Beyond a couple of tunes from “Man of a Mancha” most Americans are woefully ignorant of The Ingenious Gentleman Don Quixote of La Mancha (El ingenioso hidalgo don Quixote de la Mancha) by Miguel de Cervantes Saavedra (1547-1616). Even though it is considered one of the greatest books ever written, it is generally not taught below the college level here, and often then only in the original, early 17th century Spanish in which it was written. This is a great pity because it really IS a terrific book!

I fell squarely into the ignorant American category until I finally got around to reading the whole book (it was published in two volumes a decade apart in 1605 and 1615) last year, and so I was excited to see if this new knowledge enhanced my enjoyment of the stage version being offered by Minerva in a new adaptation from various English translations* by Eric. K. Auld.

In a way, I might have been a better judge of the success of this adaptation in speaking to the average audience member if I hadn’t read the novel. Auld has adhered very closely to his source material and so I think I “got” far more than most people will out of this production, which is a very interesting first attempt at bringing what Cervantes’s actually wrote to the stage.

Click to read the rest of this story at GailSez.

LIVE: “Hamlet” @ Minerva Arts Center, North Adams [GailSez]

Wednesday, July 27th, 2011
Hamlet (Chelsea LeSage) and Laertes (Jesse lee Egan Poirier) first come to blows over Ophelia's grave, as Claudius (Curtis Elfenbein Asch) looks on (photo: Jess Pillmore)

Hamlet (Chelsea LeSage) and Laertes (Jesse lee Egan Poirier) first come to blows over Ophelia's grave, as Claudius (Curtis Elfenbein Asch) looks on (photo: Jess Pillmore)

An amateur production of Hamlet which reimagines Shakespeare’s melancholy Dane as a lesbian. This could be scary. But, under the clearheaded direction of Christopher Beaulieu and his wife Jess Pillmore, who together run the Virginia-based physical theatre company Creatively Independent, it could be really cool. Since I saw this production on the hottest night of the year, I am very glad that “cool” was the operative word.

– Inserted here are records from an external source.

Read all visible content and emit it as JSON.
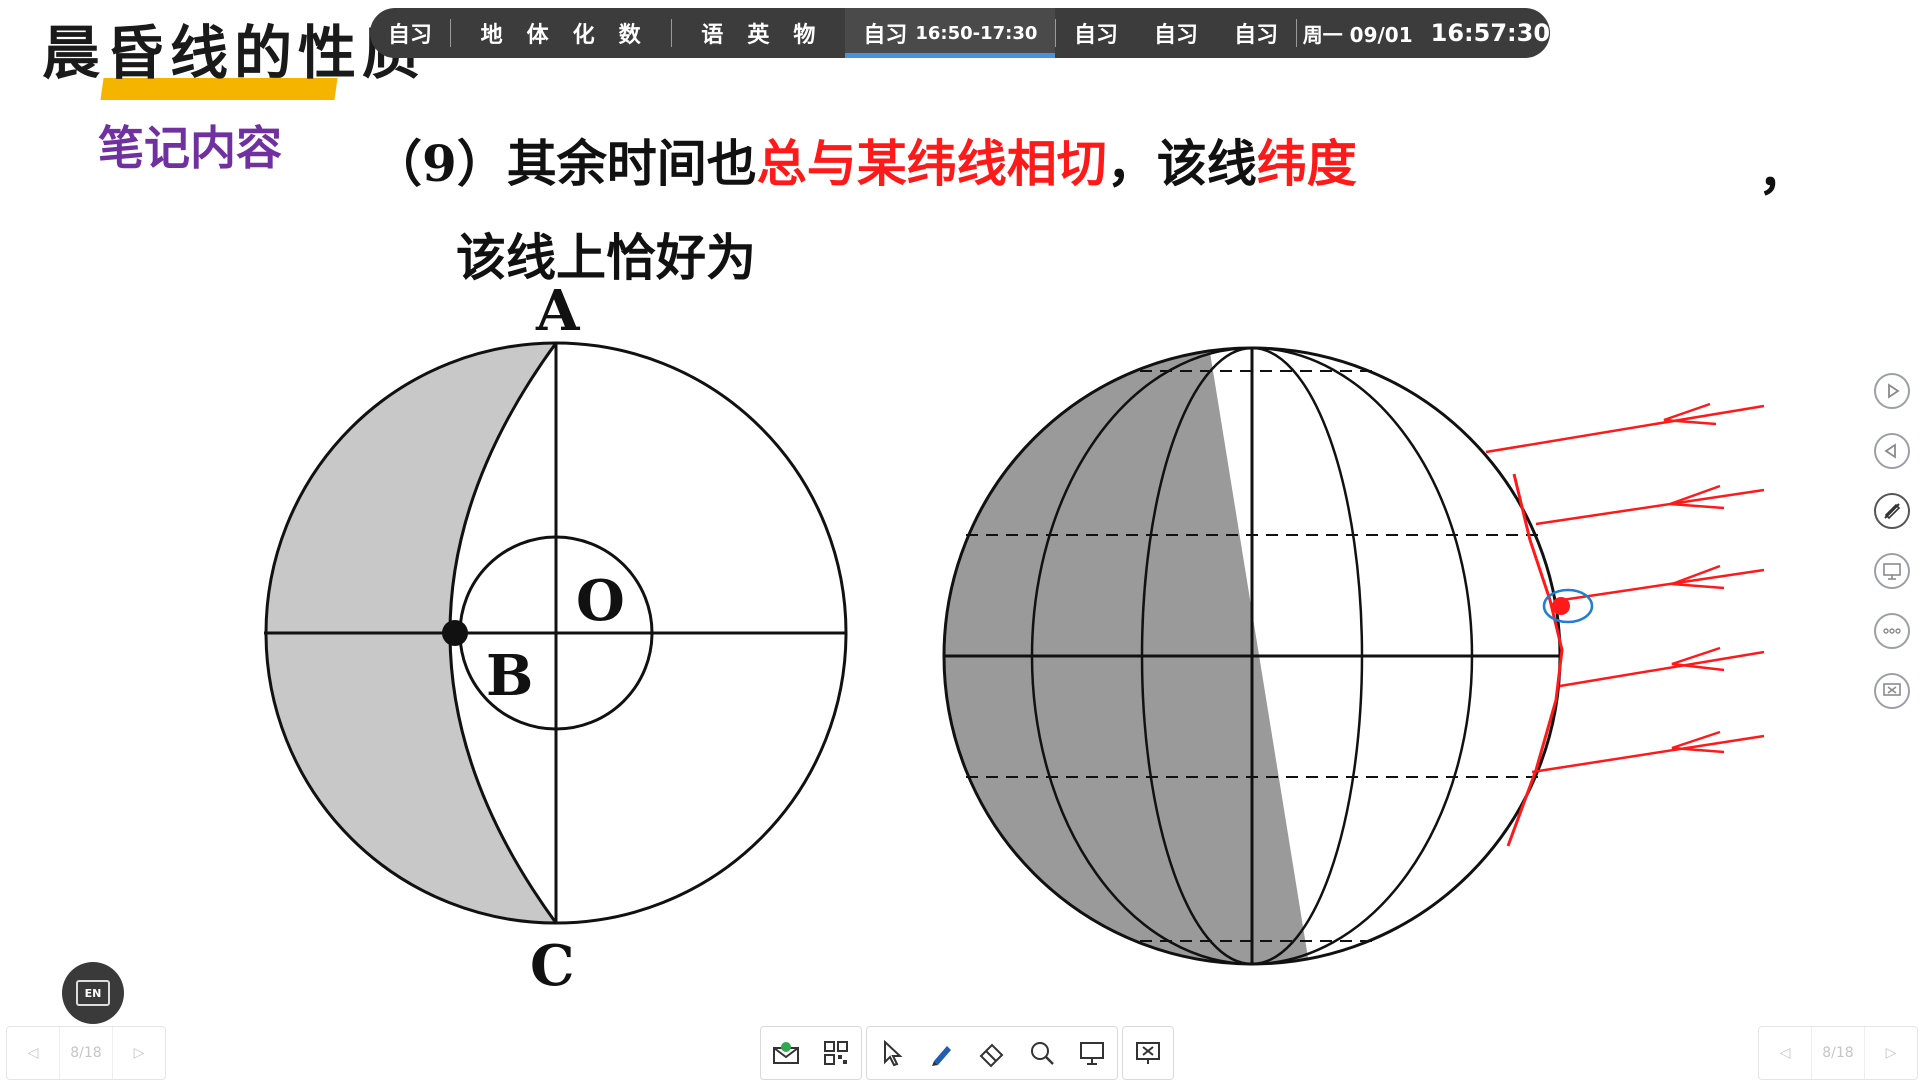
{
  "slide": {
    "title": "晨昏线的性质",
    "subtitle": "笔记内容",
    "question": {
      "prefix": "（9）其余时间也",
      "highlight1": "总与某纬线相切",
      "middle": "，该线",
      "highlight2": "纬度",
      "comma": "，",
      "line2": "该线上恰好为"
    },
    "left_diagram_labels": {
      "a": "A",
      "b": "B",
      "c": "C",
      "o": "O"
    }
  },
  "schedule_bar": {
    "items": [
      {
        "label": "自习"
      },
      {
        "subjects": [
          "地",
          "体",
          "化",
          "数"
        ]
      },
      {
        "subjects": [
          "语",
          "英",
          "物"
        ]
      },
      {
        "label": "自习",
        "time": "16:50-17:30",
        "current": true
      },
      {
        "label": "自习"
      },
      {
        "label": "自习"
      },
      {
        "label": "自习"
      }
    ],
    "date": "周一 09/01",
    "clock": "16:57:30"
  },
  "side_buttons": [
    "play-next-icon",
    "play-prev-icon",
    "pen-off-icon",
    "screen-share-icon",
    "more-icon",
    "exit-screen-icon"
  ],
  "toolbar": {
    "buttons": [
      "mail-icon",
      "qr-grid-icon",
      "cursor-icon",
      "pen-icon",
      "eraser-icon",
      "search-icon",
      "whiteboard-icon",
      "close-screen-icon"
    ]
  },
  "pager_left": {
    "page": "8/18"
  },
  "pager_right": {
    "page": "8/18"
  },
  "lang_button": {
    "label": "EN"
  },
  "colors": {
    "accent_red": "#ff1a1a",
    "subtitle_purple": "#7030a0",
    "underline_yellow": "#f4b400",
    "ink_blue": "#1e7fd0"
  }
}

However, I must begin this review by focusing on the major problem with the production as I saw it on the official opening night because it is one that is easily fixed. The actors all need to speak up. Beaulieu and Pillmore clearly state that they run a physical theatre, and physically this is a concise and powerful production, but this is Shakespeare and you cannot sacrifice the text.

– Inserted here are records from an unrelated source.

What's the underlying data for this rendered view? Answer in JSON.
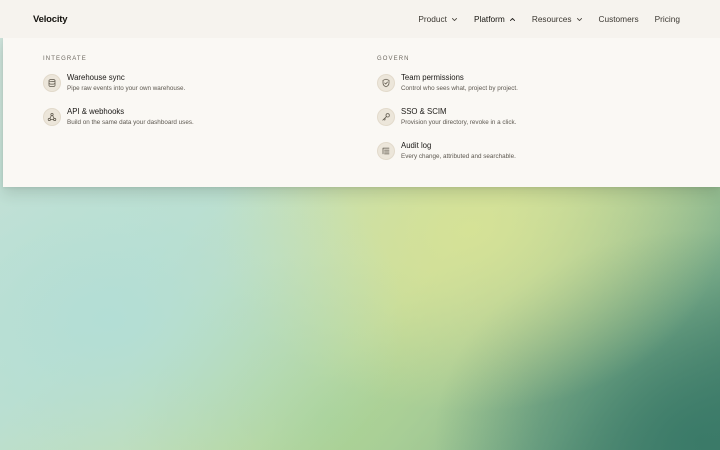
{
  "brand": {
    "name": "Velocity"
  },
  "nav": {
    "items": [
      {
        "label": "Product",
        "has_menu": true,
        "open": false
      },
      {
        "label": "Platform",
        "has_menu": true,
        "open": true
      },
      {
        "label": "Resources",
        "has_menu": true,
        "open": false
      },
      {
        "label": "Customers",
        "has_menu": false
      },
      {
        "label": "Pricing",
        "has_menu": false
      }
    ]
  },
  "menu": {
    "integrate": {
      "heading": "INTEGRATE",
      "items": [
        {
          "title": "Warehouse sync",
          "desc": "Pipe raw events into your own warehouse.",
          "icon": "database-icon"
        },
        {
          "title": "API & webhooks",
          "desc": "Build on the same data your dashboard uses.",
          "icon": "webhook-icon"
        }
      ]
    },
    "govern": {
      "heading": "GOVERN",
      "items": [
        {
          "title": "Team permissions",
          "desc": "Control who sees what, project by project.",
          "icon": "shield-check-icon"
        },
        {
          "title": "SSO & SCIM",
          "desc": "Provision your directory, revoke in a click.",
          "icon": "key-icon"
        },
        {
          "title": "Audit log",
          "desc": "Every change, attributed and searchable.",
          "icon": "list-log-icon"
        }
      ]
    }
  },
  "colors": {
    "nav_bg": "#f6f3ee",
    "panel_bg": "#faf8f4",
    "icon_bg": "#ece6da",
    "text": "#1a1815",
    "muted": "#5d5850"
  }
}
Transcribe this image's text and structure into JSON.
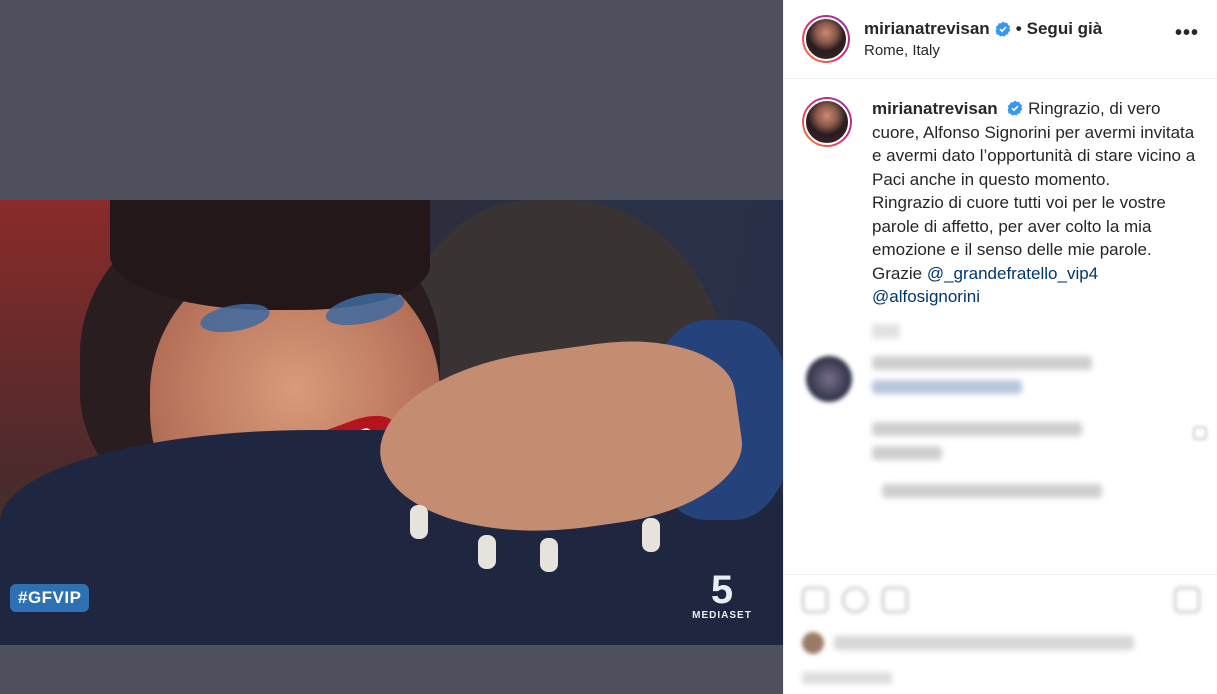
{
  "media": {
    "overlay_tag": "#GFVIP",
    "channel_logo_number": "5",
    "channel_logo_text": "MEDIASET"
  },
  "post_header": {
    "username": "mirianatrevisan",
    "follow_status": "Segui già",
    "location": "Rome, Italy",
    "more_glyph": "•••"
  },
  "caption": {
    "username": "mirianatrevisan",
    "paragraph_1": "Ringrazio, di vero cuore, Alfonso Signorini per avermi invitata e avermi dato l’opportunità di stare vicino a Paci anche in questo momento.",
    "paragraph_2": "Ringrazio di cuore tutti voi per le vostre parole di affetto, per aver colto la mia emozione e il senso delle mie parole.",
    "grazie": "Grazie",
    "mention_1": "@_grandefratello_vip4",
    "mention_2": "@alfosignorini"
  },
  "colors": {
    "verified_badge": "#3897f0",
    "mention": "#00376b",
    "tag_background": "#2f6fb4"
  },
  "icons": {
    "verified": "verified-badge-icon",
    "more": "more-options-icon"
  }
}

Click to read the rest at GailSez.

The Cock'N'Bull RestaurantJim Gaudet and the Railroad BoysHolly & EvanCartoonist John CaldwellCaffe LenaAdvertise on Nippertown!Leave Regular Radio BehindArtist Charles HaymesThe LindaHudson SoundsAlbany PoetsBerkshire On StageG.C. Haymes